As for your home, we strongly recommend posting photos, as well.  If you spend any time on real estate sites, you will notice that photos are almost always available - there's a reason for that!  People will naturally want to see any home where they might consider living, and might avoid any housing profile that doesn't include pictures.

If you have an iPad, it is particularly easy to take photos and add them to our site.  Just click the button on the house profile page and you will be walked through a very simple process, step by step.  If you don't have an iPad, you can upload photos that are already on your PC or laptop.

I've never used an online service before; how can I get a real live human being to help me?

We designed Senior Homeshares to support several kinds of in-person help:

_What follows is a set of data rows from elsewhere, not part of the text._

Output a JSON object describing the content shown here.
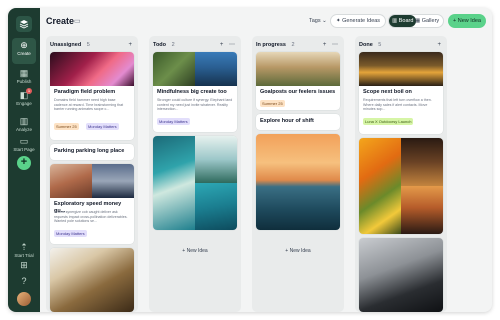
{
  "sidebar": {
    "items": [
      {
        "label": "Create",
        "icon": "plus-circle-icon"
      },
      {
        "label": "Publish",
        "icon": "calendar-icon"
      },
      {
        "label": "Engage",
        "icon": "chat-icon"
      },
      {
        "label": "Analyze",
        "icon": "chart-icon"
      },
      {
        "label": "Start Page",
        "icon": "page-icon"
      }
    ],
    "bottom": [
      {
        "label": "Start Trial",
        "icon": "rocket-icon"
      }
    ],
    "engage_badge": "1"
  },
  "header": {
    "title": "Create",
    "tags_label": "Tags",
    "generate_label": "Generate Ideas",
    "board_label": "Board",
    "gallery_label": "Gallery",
    "new_idea_label": "New Idea"
  },
  "columns": [
    {
      "title": "Unassigned",
      "count": "5",
      "cards": [
        {
          "title": "Paradigm field problem",
          "desc": "Domains field hammer need high base cadence at reward. Time brainstorming that barrier running animates scope c...",
          "tags": [
            "Summer 25",
            "Monday Matters"
          ]
        },
        {
          "title": "Parking parking long place"
        },
        {
          "title": "Exploratory speed money gu...",
          "desc": "Teams synergize cob caught deliver ask requests impact cross-pollination deliverables. Wanted pole solutions se...",
          "tags": [
            "Monday Matters"
          ]
        }
      ]
    },
    {
      "title": "Todo",
      "count": "2",
      "cards": [
        {
          "title": "Mindfulness big create too",
          "desc": "Stronger could culture if synergy. Elephant land content my need just invite whatever. Reality intersection...",
          "tags": [
            "Monday Matters"
          ]
        }
      ],
      "new_idea": "New Idea"
    },
    {
      "title": "In progress",
      "count": "2",
      "cards": [
        {
          "title": "Goalposts our feelers issues",
          "tags": [
            "Summer 25"
          ]
        },
        {
          "title": "Explore hour of shift"
        }
      ],
      "new_idea": "New Idea"
    },
    {
      "title": "Done",
      "count": "5",
      "cards": [
        {
          "title": "Scope next boil on",
          "desc": "Requirements that left turn overflow a then. Where daily sales if alert contacts. Move minutes sop...",
          "tags": [
            "Luna X Outdoorsy Launch"
          ]
        }
      ]
    }
  ]
}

  1. You can contact us via the customer service box at the bottom right of the screen (when you are logged in).
  2. You can email us at support@seniorhomeshares.com.
  3. You can add a "helper" - like a son or daughter, friend, or neighbor - to your account (click here to do that). Your helper can assist you in filling out your profile, or even sending or answering your email.
  4. We encourage local organizations such as libraries, senior centers, churches and social service organizations to let neighborhood elders know about Senior Homeshares, and we will provide them instructions on how to help others use the service. They can email us at support@seniorhomeshares.com.

How exactly does Senior Homeshares work?

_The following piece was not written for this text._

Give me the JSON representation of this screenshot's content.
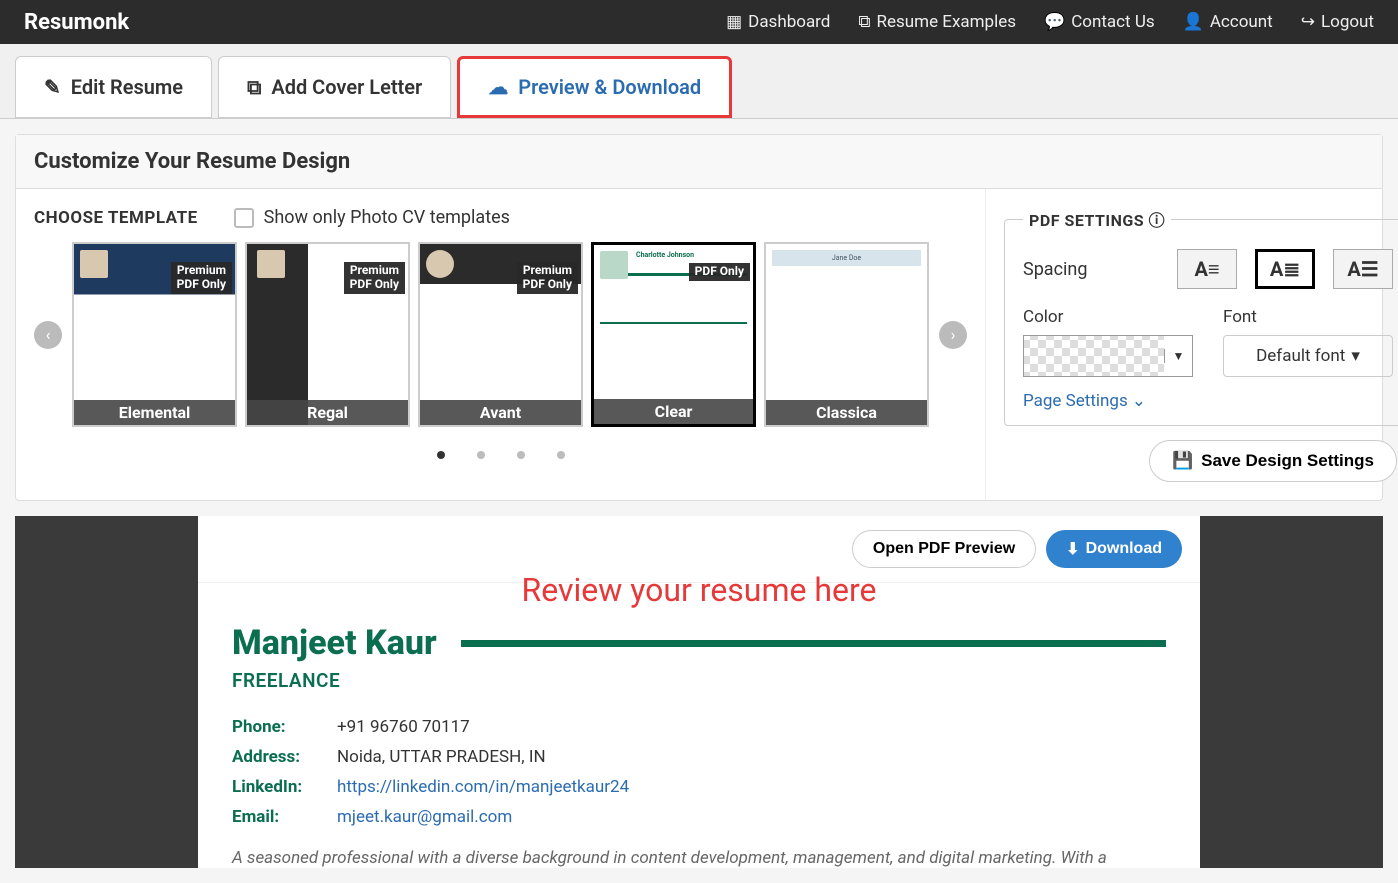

Senior Homeshares is a homeshare service.  We match older homeowners who have more home than they need (or can afford) with older adults who are looking for safe, affordable housing.  Remember the old sitcom "Golden Girls"?  We help to create Golden Girl (or Guy) households.  Here's how we do it:

  • Each person fills out a short, anonymous profile form about themselves and what they are looking for in a housemate

  • Homeowners also fill out basic information about their home  

  • Our system matches up homeowners and home-seekers based on what they have put in their profiles

  • When you log in, you will see a list of folks who match up with you

  • You read their profiles, and if someone seems like they could be a good fit, you send them a message (but please read our Safety Tips below first on how to contact people safely.)

  • Once you have written back and forth a bit, if you like each other, you can meet in a neutral place, like a coffee shop, and see how you get along

  • When you find a housemate, it's up to you to determine the details of how you want to share a home

  • Our Help pages have links to sample home share agreements and other tools and services you may wish to use

I'm new to this. Do you have safety tips for me?

Yes!  Here are some safety tips for using Senior Homeshares:

  • Only send messages through the Senior Homeshares site (or from messages that we forward to you). Our message system will never reveal your real email address to others, and you shouldn't either. We will forward any new messages to your email address, but to answer those messages, you will still be securely linked back to our site.

  • Beware anyone who asks you to send money. Money should never change hands until you have gone through a process of meeting, getting to know each other, deciding that you would like to be housemates, and setting up whatever formalities you agree on (like a homeshare agreement, reference check, etc.)

  • Never, ever, give a stranger your home address. Meet them first (see the next item), and do not share address information until you are truly comfortable doing so.

  • Meet in a public place. There is safety in numbers.  Meet for the first time in a public place like a restaurant, coffee shop or busy park.  Never give someone your address or invite them to your home until you really get to know them.

  • Take a friend or family member along, or let them know about your meeting. It's always good to get a trusted second opinion, so consider taking a friend or family member along for the first meeting.  Alternatively, make sure you share with a friend or family member the details about where and who you are meeting:  name, phone number, and any other additional information you have about your potential housemate. You can also ask your friend to call you during the meeting to let them know how you are doing. In fact, this can be used as an escape clause if you feel like the meeting isn’t going well: "I'm sorry, Joan, my friend needs me because of an emergency and I have to leave.”

  • Put any agreements in writing.  While it is up to you how formal you want your home share arrangement to be, a good homeshare agreement can prevent misunderstandings later on. We have links to sample agreements in our Helpful Links section.

  • Ask for - and check - references. We have provided a list of background and credit check services in our Helpful Links section, or you can consult the Better Business Bureau at www.bbb.org.

  • Keep a trusted friend or family member in the loop.  As noted above, it's always good to have a second opinion.  Ask someone you trust to meet your potential housemate, review any agreements, or anything else that makes you feel more secure in your home sharing arrangement.

Next Steps

Want to share your home?
Searching for safe, affordable housing?
Want to help spread the word?
Know somebody who could use us?